**EXERCISE PROMPT:** Give only the count of lines that contain "goods" in the material.

★ ★ ★ ★ ★

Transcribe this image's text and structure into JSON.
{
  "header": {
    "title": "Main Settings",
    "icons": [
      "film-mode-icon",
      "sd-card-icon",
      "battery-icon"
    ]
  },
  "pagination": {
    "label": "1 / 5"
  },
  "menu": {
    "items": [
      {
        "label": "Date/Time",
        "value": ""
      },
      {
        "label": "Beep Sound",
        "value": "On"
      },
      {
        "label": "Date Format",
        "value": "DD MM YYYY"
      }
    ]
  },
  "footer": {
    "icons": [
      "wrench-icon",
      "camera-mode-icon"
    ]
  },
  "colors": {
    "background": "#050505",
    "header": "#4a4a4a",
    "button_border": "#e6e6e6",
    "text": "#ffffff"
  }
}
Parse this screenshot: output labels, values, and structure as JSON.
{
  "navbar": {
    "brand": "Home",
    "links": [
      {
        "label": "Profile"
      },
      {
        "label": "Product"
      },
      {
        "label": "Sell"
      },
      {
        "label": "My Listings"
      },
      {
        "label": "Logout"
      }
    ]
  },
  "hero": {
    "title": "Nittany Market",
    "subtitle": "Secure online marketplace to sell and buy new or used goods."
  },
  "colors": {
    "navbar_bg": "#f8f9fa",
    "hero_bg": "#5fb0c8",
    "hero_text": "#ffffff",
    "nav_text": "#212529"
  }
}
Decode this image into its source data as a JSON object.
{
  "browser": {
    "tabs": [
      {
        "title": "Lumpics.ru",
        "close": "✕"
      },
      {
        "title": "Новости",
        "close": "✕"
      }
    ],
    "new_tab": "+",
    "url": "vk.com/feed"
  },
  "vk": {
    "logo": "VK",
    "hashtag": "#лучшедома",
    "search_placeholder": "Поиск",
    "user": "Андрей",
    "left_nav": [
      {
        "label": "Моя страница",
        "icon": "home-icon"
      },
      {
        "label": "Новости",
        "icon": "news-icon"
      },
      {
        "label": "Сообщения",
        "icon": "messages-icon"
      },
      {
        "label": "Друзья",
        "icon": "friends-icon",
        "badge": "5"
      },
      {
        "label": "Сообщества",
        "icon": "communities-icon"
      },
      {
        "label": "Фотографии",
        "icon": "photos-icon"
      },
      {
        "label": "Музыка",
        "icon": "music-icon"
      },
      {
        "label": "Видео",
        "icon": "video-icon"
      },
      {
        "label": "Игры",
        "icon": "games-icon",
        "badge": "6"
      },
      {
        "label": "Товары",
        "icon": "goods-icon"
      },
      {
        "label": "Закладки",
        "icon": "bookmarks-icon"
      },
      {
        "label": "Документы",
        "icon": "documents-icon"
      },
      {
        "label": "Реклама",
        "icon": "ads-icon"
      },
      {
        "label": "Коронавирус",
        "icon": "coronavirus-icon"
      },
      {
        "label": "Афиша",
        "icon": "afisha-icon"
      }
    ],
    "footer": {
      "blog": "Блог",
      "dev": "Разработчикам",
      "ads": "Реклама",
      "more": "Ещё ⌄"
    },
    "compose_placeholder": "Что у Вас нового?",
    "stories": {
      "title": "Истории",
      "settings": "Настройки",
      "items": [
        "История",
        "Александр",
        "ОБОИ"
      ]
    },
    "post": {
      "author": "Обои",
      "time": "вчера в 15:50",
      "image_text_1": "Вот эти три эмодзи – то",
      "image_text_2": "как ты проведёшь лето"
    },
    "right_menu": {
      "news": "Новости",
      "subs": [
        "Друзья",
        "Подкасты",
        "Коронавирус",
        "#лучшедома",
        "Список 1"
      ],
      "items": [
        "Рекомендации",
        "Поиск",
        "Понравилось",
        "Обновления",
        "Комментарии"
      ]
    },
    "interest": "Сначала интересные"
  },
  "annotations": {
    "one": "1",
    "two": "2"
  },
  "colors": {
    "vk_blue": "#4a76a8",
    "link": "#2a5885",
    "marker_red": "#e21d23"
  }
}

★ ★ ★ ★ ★

**EXPECTED ANSWER:** 2